▸ Task brief
Please copy all of the entries exactly, but drop every picture.

▸ The data
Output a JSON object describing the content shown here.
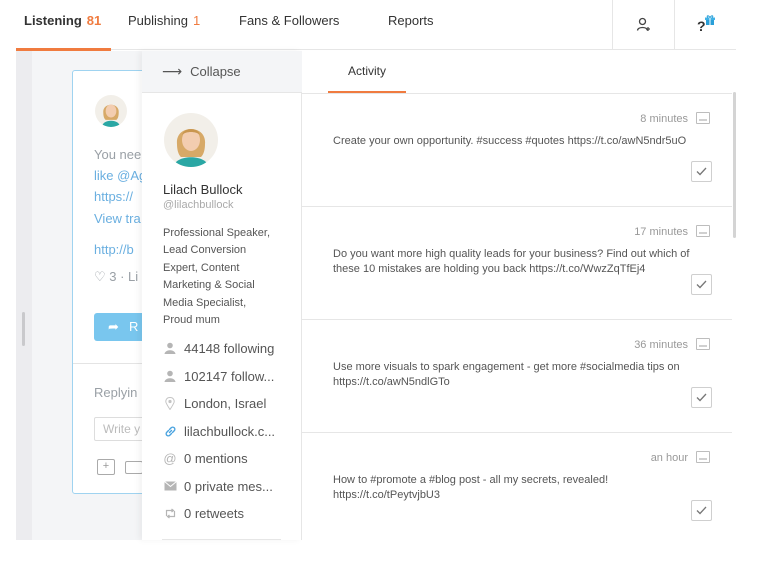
{
  "nav": {
    "tabs": [
      {
        "label": "Listening",
        "count": "81"
      },
      {
        "label": "Publishing",
        "count": "1"
      },
      {
        "label": "Fans & Followers",
        "count": ""
      },
      {
        "label": "Reports",
        "count": ""
      }
    ]
  },
  "background": {
    "lines": [
      "You nee",
      "like @Ag",
      "https://",
      "View tra",
      "http://b",
      "♡ 3 · Li",
      "Replyin"
    ],
    "reply_button": "R",
    "input_placeholder": "Write y"
  },
  "profile": {
    "collapse_label": "Collapse",
    "name": "Lilach Bullock",
    "handle": "@lilachbullock",
    "bio_lines": [
      "Professional Speaker,",
      "Lead Conversion",
      "Expert, Content",
      "Marketing & Social",
      "Media Specialist,",
      "Proud mum"
    ],
    "stats": [
      {
        "icon": "user-icon",
        "text": "44148 following"
      },
      {
        "icon": "user-icon",
        "text": "102147 follow..."
      },
      {
        "icon": "location-pin-icon",
        "text": "London, Israel"
      },
      {
        "icon": "link-icon",
        "text": "lilachbullock.c..."
      },
      {
        "icon": "at-icon",
        "text": "0 mentions"
      },
      {
        "icon": "envelope-icon",
        "text": "0 private mes..."
      },
      {
        "icon": "retweet-icon",
        "text": "0 retweets"
      }
    ]
  },
  "activity": {
    "tab_label": "Activity",
    "items": [
      {
        "time": "8 minutes",
        "text": "Create your own opportunity. #success #quotes https://t.co/awN5ndr5uO"
      },
      {
        "time": "17 minutes",
        "text": "Do you want more high quality leads for your business? Find out which of these 10 mistakes are holding you back https://t.co/WwzZqTfEj4"
      },
      {
        "time": "36 minutes",
        "text": "Use more visuals to spark engagement - get more #socialmedia tips on https://t.co/awN5ndlGTo"
      },
      {
        "time": "an hour",
        "text": "How to #promote a #blog post - all my secrets, revealed! https://t.co/tPeytvjbU3"
      }
    ]
  },
  "colors": {
    "accent": "#f07b3f",
    "link": "#4aa3df",
    "reply_button": "#79c6ee"
  }
}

▸ Solved problem
Output a JSON object describing the content shown here.
{
  "nav": {
    "tabs": [
      {
        "label": "Listening",
        "count": "81"
      },
      {
        "label": "Publishing",
        "count": "1"
      },
      {
        "label": "Fans & Followers",
        "count": ""
      },
      {
        "label": "Reports",
        "count": ""
      }
    ]
  },
  "background": {
    "lines": [
      "You nee",
      "like @Ag",
      "https://",
      "View tra",
      "http://b",
      "♡ 3 · Li",
      "Replyin"
    ],
    "reply_button": "R",
    "input_placeholder": "Write y"
  },
  "profile": {
    "collapse_label": "Collapse",
    "name": "Lilach Bullock",
    "handle": "@lilachbullock",
    "bio_lines": [
      "Professional Speaker,",
      "Lead Conversion",
      "Expert, Content",
      "Marketing & Social",
      "Media Specialist,",
      "Proud mum"
    ],
    "stats": [
      {
        "icon": "user-icon",
        "text": "44148 following"
      },
      {
        "icon": "user-icon",
        "text": "102147 follow..."
      },
      {
        "icon": "location-pin-icon",
        "text": "London, Israel"
      },
      {
        "icon": "link-icon",
        "text": "lilachbullock.c..."
      },
      {
        "icon": "at-icon",
        "text": "0 mentions"
      },
      {
        "icon": "envelope-icon",
        "text": "0 private mes..."
      },
      {
        "icon": "retweet-icon",
        "text": "0 retweets"
      }
    ]
  },
  "activity": {
    "tab_label": "Activity",
    "items": [
      {
        "time": "8 minutes",
        "text": "Create your own opportunity. #success #quotes https://t.co/awN5ndr5uO"
      },
      {
        "time": "17 minutes",
        "text": "Do you want more high quality leads for your business? Find out which of these 10 mistakes are holding you back https://t.co/WwzZqTfEj4"
      },
      {
        "time": "36 minutes",
        "text": "Use more visuals to spark engagement - get more #socialmedia tips on https://t.co/awN5ndlGTo"
      },
      {
        "time": "an hour",
        "text": "How to #promote a #blog post - all my secrets, revealed! https://t.co/tPeytvjbU3"
      }
    ]
  },
  "colors": {
    "accent": "#f07b3f",
    "link": "#4aa3df",
    "reply_button": "#79c6ee"
  }
}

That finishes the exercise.